An IPO prospectus is a lengthy and wordy document that can be confusing to someone unfamiliar with the format or the terminology. It contains many details about the company and its business environment and considers many possible risks. A potential investor should focus on learning about the company's recent performance and the reasons for the IPO.
In general, an investor should look for a company that is a "going concern," i.e., an entity that is profitable and growing with well-managed operations, no excessive indebtedness, and no recent major problems. In the section of the IPO prospectus called "Summary Consolidated Financial Data," the company's most recent financial results will be presented; in the section titled "Management Discussion and Analysis," company executives provide an analysis of the balance sheet. Revenue for the current year that is less than the prior year or a profit margin for the current year that is lower than the prior year can be a warning sign unless these issues are adequately explained by the management analysis. If the accounting firm expresses any reservations about the company's financial procedures or its ability to remain in business in the "Report of Independent Auditors," this too is a major warning sign.

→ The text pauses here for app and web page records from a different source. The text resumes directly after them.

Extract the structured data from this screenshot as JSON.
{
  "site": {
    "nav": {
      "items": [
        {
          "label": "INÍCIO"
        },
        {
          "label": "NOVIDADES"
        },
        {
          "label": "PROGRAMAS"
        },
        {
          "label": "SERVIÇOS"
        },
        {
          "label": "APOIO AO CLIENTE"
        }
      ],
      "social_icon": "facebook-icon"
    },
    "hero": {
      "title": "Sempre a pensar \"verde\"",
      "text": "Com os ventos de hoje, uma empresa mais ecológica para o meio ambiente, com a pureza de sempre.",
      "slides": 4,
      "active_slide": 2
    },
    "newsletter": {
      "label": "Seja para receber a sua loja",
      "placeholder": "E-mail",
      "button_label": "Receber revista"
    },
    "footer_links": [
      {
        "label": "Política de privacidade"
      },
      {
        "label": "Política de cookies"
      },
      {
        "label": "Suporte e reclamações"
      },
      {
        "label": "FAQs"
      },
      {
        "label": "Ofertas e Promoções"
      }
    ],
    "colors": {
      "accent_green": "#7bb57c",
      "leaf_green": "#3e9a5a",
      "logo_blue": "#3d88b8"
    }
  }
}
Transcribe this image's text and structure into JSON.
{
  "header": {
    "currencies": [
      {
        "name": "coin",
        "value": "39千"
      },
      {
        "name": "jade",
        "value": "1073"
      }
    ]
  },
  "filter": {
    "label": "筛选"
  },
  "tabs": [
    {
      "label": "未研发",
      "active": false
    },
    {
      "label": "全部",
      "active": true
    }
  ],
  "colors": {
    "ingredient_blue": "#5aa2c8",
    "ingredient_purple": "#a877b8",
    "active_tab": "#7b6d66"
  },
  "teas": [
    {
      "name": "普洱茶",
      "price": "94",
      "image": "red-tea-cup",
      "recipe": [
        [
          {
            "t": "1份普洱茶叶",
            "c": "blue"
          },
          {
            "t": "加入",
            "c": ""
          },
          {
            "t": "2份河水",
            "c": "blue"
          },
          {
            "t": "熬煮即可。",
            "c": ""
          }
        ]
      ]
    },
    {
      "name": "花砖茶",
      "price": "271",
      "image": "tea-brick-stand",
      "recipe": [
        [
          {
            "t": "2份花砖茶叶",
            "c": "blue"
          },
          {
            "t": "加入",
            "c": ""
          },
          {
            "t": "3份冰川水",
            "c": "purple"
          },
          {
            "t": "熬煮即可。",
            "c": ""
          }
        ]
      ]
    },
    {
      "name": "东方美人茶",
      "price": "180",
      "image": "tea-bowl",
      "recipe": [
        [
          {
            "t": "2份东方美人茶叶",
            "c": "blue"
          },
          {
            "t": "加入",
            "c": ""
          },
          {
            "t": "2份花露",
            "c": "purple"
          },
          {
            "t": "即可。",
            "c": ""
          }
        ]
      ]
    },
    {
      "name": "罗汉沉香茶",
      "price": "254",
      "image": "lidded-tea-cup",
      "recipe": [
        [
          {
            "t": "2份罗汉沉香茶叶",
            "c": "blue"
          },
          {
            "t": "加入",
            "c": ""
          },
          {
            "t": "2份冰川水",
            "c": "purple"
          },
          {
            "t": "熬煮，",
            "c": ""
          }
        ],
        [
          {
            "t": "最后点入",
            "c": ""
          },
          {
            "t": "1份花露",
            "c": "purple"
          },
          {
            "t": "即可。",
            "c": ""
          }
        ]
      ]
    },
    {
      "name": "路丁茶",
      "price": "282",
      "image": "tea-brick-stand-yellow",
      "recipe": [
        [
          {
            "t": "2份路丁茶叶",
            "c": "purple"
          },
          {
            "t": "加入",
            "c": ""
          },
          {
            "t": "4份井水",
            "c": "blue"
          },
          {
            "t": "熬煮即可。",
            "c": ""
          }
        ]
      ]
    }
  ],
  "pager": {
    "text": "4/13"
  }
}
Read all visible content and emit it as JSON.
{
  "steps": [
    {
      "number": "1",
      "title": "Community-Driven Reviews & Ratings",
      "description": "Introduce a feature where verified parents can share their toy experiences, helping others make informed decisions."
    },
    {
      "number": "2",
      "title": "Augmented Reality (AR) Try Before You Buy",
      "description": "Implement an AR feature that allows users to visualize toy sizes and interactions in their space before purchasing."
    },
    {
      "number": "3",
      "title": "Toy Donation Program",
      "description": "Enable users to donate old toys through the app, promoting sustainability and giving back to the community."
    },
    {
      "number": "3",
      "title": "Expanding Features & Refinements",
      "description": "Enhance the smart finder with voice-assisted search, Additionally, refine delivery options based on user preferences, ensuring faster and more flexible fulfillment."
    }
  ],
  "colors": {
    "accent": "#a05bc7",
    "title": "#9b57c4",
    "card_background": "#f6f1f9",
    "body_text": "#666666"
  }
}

In the section titled "Use of Proceeds," the reader will find the company's declaration of how it intends to use the capital raised by the IPO. If the capital will be used to pay off debts or to purchase shares from earlier investors, this might indicate that the company is having problems maintaining cash flow or that the earlier investors are uncomfortable retaining their investment in the company. A more positive option would be the intended use of capital to expand or upgrade facilities for anticipated growth. If the company wants to modernize processing equipment or computer systems, these are also forward-looking uses of capital that might be detailed in the IPO prospectus.
Another consideration of the IPO prospectus is the environment in which the company operates. If it produces only one product with a limited potential market, this will affect its ultimate success. Companies that rely on only one or few principal customers might also be in serious trouble if those customers take their business elsewhere. Potential regulatory changes or pending litigation might also have an impact on future growth. All these potential problems should be laid out in the section called "Risk Factors."
A person reviewing an IPO prospectus should do enough study and investigation to be comfortable with the company and its operating environment. Additional analyses provided by investment banks and underwriters can assist the potential investor because these analyses are prepared by financial professionals who are in the business of evaluating the financial health of companies. If the investor still has concerns, addressing questions to the company directly or to the investment bank representing the IPO can provide answers.